→ What this task involves:
When a line in the entries below contains the word "image", copy that line.
──────── Material for this task
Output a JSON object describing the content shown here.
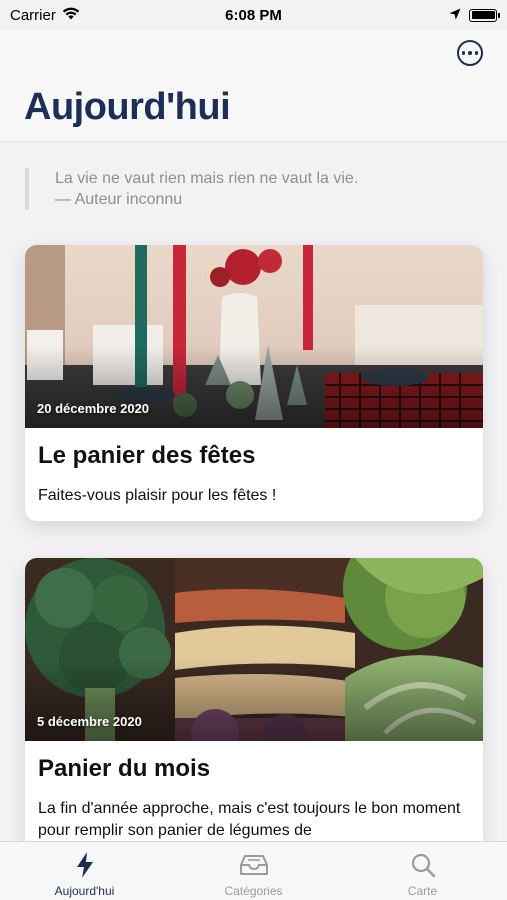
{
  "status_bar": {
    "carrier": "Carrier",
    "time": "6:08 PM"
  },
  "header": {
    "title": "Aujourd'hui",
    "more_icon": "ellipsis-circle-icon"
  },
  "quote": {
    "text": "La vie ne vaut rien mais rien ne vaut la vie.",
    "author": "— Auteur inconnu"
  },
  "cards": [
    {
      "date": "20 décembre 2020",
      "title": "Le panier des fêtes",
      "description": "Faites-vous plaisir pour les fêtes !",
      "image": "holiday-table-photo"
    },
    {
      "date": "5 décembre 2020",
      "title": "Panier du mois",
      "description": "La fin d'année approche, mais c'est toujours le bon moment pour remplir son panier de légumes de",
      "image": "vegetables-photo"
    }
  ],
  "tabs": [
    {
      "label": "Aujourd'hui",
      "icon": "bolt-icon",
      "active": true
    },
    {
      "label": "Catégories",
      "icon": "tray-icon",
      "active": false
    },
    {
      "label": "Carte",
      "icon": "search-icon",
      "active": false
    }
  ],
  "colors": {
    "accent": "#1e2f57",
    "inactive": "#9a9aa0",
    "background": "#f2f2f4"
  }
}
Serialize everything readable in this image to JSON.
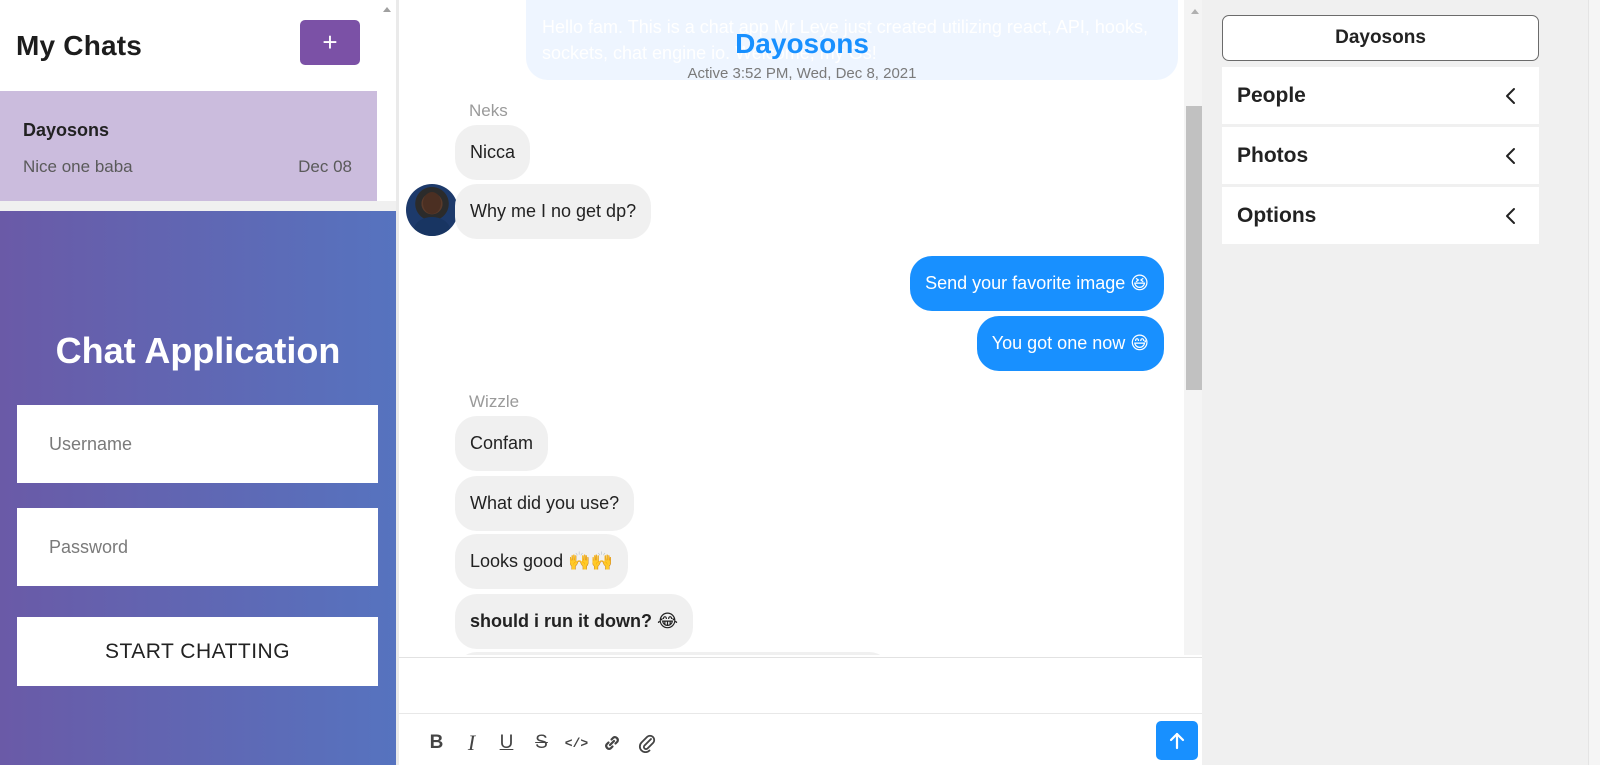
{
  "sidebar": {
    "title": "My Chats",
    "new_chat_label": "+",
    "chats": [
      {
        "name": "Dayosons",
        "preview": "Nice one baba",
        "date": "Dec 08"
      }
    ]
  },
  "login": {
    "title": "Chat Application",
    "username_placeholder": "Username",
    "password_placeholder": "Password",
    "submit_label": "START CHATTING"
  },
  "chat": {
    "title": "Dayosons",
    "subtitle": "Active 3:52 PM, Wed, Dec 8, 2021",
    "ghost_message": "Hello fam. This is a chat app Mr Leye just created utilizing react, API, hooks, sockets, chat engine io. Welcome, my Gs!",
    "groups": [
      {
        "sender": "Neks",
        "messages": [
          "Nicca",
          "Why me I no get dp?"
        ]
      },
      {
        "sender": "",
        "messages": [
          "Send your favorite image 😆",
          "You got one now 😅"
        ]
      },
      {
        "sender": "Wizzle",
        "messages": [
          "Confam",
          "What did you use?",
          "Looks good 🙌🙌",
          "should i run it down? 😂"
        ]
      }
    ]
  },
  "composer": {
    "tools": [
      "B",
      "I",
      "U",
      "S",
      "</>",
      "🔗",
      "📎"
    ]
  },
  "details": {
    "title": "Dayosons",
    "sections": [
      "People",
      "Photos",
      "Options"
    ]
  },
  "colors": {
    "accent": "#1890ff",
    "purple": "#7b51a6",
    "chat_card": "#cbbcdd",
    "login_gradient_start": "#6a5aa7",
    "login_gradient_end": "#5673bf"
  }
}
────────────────
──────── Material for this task
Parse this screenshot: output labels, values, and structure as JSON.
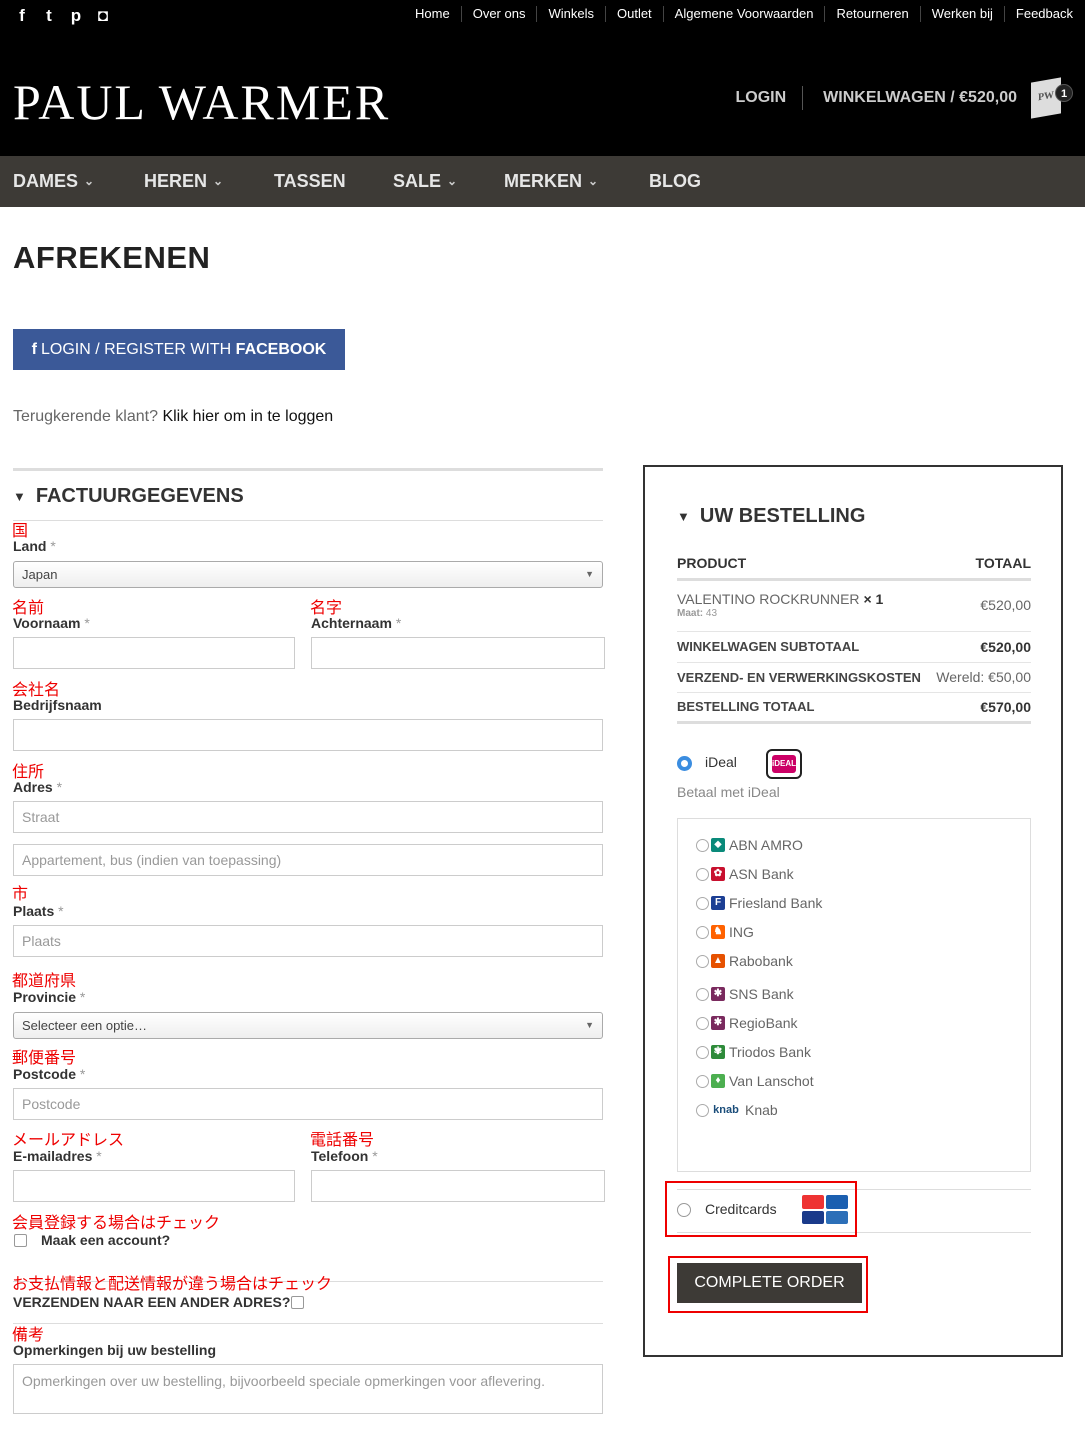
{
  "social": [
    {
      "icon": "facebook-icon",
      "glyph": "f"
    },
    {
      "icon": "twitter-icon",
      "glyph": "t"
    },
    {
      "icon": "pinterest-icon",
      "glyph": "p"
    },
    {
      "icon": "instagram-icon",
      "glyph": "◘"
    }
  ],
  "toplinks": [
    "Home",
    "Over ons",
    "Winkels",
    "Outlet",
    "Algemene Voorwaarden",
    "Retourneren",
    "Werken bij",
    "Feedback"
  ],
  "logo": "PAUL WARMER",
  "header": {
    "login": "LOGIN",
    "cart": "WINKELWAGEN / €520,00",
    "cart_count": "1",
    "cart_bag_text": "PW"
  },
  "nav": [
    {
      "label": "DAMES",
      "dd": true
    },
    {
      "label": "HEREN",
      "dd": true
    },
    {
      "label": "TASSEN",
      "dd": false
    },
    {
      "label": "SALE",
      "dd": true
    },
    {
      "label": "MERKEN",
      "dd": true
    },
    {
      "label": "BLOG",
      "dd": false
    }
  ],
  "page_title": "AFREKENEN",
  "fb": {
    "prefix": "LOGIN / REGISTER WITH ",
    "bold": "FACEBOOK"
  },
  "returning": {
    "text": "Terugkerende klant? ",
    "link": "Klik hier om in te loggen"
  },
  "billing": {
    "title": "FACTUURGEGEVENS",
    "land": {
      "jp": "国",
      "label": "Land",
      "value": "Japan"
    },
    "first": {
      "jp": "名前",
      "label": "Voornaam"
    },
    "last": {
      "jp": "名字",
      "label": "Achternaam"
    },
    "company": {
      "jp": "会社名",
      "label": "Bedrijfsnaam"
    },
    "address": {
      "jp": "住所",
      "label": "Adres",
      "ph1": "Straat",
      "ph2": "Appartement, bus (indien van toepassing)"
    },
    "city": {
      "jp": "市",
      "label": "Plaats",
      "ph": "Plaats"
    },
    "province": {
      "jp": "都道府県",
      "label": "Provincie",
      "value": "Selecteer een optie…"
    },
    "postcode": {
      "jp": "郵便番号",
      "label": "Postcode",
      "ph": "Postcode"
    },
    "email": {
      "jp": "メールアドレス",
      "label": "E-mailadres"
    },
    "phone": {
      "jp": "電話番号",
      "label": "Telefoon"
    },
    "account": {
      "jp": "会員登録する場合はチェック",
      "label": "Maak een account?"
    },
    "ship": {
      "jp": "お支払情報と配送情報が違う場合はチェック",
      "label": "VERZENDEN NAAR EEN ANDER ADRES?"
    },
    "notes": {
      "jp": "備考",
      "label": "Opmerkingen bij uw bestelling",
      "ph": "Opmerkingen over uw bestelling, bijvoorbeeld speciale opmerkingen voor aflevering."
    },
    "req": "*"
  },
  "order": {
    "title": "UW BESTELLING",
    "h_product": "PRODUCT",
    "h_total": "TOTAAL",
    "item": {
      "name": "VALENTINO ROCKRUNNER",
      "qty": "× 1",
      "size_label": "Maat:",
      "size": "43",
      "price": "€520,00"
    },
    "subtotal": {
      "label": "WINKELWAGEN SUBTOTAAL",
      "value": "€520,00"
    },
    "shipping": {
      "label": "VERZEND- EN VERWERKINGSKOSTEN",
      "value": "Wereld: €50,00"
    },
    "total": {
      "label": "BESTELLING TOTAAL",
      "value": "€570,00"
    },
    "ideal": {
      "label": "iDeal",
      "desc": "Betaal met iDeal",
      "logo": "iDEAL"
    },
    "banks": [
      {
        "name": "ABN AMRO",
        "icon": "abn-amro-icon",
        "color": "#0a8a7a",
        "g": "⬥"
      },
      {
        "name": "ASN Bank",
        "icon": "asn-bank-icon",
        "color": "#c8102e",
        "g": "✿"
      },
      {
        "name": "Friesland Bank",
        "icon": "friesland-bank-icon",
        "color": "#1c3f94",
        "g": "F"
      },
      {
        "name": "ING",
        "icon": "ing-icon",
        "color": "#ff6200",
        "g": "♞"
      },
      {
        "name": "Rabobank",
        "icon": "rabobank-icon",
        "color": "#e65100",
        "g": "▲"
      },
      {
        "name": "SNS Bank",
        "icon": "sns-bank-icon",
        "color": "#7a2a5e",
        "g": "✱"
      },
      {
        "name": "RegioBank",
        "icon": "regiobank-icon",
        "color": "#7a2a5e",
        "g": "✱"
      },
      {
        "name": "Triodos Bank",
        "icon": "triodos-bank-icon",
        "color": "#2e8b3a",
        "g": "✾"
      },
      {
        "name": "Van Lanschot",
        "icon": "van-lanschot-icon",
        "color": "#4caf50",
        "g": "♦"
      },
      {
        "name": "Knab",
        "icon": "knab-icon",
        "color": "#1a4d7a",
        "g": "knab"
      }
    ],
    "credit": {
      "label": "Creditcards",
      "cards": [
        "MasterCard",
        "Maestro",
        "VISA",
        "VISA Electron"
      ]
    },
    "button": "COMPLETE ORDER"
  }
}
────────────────
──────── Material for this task
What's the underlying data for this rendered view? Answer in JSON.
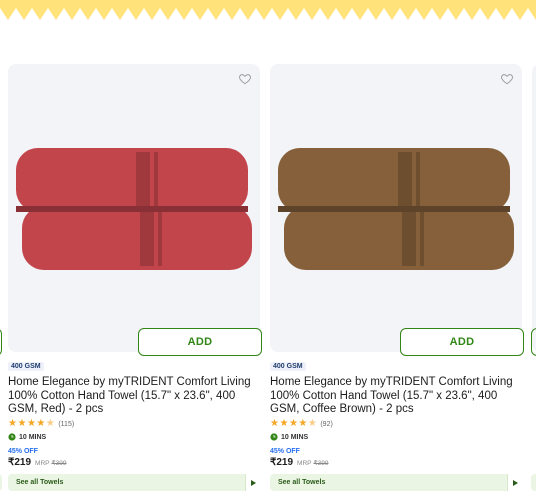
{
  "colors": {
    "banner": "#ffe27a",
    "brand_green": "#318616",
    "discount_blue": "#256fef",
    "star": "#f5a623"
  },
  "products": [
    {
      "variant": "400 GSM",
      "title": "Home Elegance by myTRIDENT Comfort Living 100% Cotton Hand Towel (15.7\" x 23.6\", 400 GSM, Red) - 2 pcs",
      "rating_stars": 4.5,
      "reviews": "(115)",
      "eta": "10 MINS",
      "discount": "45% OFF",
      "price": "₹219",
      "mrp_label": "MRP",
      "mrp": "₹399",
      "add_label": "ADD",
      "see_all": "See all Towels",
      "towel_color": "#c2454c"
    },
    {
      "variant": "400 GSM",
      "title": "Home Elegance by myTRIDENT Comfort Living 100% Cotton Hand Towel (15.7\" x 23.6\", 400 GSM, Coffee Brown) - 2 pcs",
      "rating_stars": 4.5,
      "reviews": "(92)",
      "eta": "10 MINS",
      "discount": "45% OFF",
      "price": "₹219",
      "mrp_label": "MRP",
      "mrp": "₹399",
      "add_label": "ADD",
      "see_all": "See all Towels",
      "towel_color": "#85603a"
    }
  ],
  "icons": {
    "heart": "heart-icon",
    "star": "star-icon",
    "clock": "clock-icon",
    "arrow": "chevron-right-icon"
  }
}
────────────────
→ Output below:
      "image": "holiday-table-photo"
      "image": "vegetables-photo"
Serialize everything readable in this image to JSON.
          "Send your favorite image 😆",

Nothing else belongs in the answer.